*** Block opens ***

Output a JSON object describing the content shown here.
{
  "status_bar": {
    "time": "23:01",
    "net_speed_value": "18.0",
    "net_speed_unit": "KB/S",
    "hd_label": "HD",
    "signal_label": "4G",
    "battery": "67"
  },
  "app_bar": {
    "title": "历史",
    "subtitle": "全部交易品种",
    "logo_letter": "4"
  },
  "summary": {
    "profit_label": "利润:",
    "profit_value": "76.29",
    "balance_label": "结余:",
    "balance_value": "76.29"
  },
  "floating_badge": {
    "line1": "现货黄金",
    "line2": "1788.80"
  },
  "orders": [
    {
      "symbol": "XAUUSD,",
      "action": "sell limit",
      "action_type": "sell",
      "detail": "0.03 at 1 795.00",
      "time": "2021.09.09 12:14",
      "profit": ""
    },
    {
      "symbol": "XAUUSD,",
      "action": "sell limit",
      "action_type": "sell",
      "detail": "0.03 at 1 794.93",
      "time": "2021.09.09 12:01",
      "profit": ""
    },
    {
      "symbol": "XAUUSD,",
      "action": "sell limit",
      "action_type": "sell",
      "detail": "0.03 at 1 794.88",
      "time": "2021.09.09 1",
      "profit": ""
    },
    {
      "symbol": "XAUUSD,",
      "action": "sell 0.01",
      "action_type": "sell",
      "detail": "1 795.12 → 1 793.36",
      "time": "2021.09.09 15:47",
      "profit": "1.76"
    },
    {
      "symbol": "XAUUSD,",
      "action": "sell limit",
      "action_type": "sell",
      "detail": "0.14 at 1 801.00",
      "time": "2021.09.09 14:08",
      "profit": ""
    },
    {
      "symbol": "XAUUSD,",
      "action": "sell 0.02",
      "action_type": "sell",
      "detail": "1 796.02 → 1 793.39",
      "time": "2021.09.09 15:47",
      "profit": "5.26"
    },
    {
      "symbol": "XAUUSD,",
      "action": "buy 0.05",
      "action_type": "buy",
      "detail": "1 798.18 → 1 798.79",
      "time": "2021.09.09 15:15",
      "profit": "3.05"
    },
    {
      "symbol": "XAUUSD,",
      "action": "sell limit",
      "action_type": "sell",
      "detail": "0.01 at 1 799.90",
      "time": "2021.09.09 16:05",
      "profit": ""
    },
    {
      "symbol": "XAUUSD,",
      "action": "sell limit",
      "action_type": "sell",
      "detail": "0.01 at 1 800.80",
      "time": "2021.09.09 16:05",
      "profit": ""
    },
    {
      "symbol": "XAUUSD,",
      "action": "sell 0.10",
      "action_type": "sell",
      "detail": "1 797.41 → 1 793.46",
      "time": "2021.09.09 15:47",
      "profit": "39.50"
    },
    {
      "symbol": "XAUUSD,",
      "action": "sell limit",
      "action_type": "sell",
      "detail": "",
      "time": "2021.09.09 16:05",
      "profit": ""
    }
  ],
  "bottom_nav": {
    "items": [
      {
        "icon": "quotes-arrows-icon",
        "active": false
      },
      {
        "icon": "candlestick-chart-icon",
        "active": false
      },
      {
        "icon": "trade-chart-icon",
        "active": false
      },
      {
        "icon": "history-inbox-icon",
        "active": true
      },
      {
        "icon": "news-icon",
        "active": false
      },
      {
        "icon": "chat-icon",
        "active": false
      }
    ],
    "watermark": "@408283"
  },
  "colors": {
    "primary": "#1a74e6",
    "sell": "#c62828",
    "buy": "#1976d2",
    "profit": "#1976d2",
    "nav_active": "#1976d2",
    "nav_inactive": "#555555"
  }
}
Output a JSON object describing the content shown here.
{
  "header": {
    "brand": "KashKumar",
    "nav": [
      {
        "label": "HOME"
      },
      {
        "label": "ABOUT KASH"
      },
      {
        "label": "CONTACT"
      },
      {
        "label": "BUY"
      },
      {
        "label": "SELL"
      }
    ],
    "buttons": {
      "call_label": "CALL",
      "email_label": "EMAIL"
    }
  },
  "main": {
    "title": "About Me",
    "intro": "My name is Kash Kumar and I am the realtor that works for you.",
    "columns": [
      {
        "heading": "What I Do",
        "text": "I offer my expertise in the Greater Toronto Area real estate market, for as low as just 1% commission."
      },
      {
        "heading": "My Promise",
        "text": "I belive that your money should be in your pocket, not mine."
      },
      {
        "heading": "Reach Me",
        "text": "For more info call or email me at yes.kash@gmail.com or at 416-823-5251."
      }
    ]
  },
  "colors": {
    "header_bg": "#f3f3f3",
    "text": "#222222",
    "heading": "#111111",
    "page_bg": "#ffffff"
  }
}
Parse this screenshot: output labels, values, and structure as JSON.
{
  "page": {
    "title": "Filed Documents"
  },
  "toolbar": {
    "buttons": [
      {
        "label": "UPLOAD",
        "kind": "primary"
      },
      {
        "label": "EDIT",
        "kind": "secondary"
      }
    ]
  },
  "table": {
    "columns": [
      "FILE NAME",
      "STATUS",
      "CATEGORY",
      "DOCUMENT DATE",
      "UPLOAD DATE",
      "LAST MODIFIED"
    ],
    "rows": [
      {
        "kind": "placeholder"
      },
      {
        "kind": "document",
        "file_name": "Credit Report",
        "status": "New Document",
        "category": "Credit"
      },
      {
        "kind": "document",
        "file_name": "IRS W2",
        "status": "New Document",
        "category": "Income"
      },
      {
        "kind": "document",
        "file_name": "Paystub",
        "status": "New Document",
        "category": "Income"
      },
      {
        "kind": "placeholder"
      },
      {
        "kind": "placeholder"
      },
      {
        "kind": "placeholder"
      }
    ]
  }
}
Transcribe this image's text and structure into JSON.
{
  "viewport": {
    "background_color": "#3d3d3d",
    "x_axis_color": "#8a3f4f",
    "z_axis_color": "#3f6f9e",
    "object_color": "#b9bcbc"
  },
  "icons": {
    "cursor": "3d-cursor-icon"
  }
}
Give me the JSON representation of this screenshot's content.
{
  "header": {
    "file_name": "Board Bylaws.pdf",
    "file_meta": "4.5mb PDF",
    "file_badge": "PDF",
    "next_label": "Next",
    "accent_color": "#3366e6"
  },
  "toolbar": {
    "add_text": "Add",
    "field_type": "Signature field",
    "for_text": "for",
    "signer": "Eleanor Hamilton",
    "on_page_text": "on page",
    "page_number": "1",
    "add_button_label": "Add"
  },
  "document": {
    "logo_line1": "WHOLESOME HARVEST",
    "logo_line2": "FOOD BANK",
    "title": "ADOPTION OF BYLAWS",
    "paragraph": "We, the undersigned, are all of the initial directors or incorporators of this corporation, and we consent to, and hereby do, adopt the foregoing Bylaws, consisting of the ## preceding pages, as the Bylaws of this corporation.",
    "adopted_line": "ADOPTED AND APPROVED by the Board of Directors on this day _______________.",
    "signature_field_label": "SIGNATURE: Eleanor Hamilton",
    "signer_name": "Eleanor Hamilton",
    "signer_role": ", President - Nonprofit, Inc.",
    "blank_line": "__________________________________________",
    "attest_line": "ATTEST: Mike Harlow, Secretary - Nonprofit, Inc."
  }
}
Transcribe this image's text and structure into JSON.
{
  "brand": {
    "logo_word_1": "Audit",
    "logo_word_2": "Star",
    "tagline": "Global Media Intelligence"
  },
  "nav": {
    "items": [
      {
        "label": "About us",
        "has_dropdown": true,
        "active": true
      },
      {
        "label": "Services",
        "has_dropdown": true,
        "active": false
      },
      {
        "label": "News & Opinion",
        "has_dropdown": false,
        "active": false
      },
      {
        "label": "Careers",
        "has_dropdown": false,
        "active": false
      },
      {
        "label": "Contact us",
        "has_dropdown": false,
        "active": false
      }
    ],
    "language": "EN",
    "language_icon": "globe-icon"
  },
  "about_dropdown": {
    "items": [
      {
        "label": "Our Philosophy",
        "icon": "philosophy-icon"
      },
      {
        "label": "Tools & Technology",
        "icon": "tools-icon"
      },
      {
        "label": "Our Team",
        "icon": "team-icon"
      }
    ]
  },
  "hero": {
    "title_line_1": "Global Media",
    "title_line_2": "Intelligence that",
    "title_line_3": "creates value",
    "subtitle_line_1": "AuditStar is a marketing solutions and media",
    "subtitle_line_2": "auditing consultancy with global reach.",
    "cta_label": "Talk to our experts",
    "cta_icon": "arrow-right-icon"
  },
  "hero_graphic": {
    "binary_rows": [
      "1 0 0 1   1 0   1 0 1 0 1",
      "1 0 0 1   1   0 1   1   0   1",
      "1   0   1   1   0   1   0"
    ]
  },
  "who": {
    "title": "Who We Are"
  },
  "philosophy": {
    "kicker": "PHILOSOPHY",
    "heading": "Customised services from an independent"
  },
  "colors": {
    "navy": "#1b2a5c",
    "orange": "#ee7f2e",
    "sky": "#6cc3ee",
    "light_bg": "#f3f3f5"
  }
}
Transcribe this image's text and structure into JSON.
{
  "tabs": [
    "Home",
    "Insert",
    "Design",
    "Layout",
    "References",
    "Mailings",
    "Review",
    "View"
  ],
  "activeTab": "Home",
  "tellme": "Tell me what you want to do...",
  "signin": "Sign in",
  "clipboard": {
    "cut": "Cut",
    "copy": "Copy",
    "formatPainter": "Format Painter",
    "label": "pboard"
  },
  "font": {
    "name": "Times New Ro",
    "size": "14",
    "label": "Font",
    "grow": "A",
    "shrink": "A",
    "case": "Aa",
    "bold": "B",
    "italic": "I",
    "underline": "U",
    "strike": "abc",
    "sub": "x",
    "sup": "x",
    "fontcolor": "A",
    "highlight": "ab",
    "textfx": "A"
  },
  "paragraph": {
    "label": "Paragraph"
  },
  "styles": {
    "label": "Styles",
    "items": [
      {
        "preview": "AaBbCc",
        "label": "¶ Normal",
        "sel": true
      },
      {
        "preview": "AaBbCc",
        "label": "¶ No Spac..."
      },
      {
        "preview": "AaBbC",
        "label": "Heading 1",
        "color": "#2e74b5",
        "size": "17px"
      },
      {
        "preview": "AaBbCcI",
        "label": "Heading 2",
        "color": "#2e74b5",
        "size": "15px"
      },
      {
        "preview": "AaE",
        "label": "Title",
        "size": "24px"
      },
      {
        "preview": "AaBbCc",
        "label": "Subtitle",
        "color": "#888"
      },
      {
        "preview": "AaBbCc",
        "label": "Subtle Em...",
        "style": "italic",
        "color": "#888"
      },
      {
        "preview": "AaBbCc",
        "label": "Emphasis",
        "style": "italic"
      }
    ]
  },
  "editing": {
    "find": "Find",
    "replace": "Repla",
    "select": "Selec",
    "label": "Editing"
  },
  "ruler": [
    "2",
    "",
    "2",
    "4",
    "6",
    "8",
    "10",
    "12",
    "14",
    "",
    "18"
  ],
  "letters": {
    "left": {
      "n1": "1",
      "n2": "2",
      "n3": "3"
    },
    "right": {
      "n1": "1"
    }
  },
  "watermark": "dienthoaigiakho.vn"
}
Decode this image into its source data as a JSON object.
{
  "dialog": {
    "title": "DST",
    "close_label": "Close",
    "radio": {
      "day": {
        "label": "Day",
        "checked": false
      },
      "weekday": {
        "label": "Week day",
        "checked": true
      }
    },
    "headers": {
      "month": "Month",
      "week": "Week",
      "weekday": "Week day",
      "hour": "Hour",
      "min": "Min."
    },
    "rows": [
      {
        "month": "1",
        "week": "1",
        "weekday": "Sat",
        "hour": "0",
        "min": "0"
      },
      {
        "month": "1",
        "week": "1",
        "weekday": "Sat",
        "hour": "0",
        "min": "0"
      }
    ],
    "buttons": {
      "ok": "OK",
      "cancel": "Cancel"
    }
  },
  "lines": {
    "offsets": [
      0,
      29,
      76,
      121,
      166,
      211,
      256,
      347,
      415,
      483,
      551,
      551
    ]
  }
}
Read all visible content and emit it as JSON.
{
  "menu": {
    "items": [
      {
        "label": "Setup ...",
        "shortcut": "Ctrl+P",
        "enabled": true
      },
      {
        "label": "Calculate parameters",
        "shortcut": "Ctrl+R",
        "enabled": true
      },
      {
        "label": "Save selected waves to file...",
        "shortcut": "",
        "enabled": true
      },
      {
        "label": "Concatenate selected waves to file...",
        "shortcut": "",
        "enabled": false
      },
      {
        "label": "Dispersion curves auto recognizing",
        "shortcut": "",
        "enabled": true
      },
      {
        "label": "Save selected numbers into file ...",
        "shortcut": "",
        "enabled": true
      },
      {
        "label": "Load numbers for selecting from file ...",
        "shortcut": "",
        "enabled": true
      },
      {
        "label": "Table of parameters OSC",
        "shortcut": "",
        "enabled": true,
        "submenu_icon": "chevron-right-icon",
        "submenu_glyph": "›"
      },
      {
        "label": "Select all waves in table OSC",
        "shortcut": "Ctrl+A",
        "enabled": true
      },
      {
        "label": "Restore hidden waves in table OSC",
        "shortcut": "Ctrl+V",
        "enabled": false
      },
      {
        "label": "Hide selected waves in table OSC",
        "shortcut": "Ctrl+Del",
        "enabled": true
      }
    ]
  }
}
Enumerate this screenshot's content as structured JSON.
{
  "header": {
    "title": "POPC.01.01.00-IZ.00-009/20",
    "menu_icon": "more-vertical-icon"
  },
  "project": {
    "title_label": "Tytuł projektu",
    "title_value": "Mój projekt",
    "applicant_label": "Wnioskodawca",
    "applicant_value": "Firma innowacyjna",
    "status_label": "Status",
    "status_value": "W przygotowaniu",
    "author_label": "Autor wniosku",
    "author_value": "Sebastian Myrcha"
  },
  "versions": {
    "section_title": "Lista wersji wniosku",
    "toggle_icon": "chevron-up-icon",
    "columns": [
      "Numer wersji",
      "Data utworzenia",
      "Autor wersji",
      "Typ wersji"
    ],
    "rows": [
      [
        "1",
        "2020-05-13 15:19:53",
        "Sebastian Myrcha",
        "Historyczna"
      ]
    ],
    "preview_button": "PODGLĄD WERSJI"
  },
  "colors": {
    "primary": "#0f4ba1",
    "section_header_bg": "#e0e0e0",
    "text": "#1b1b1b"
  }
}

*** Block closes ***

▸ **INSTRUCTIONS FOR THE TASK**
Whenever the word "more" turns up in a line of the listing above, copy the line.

▸ **WRITTEN ANSWER**
        "text": "For more info call or email me at yes.kash@gmail.com or at 416-823-5251."
    "menu_icon": "more-vertical-icon"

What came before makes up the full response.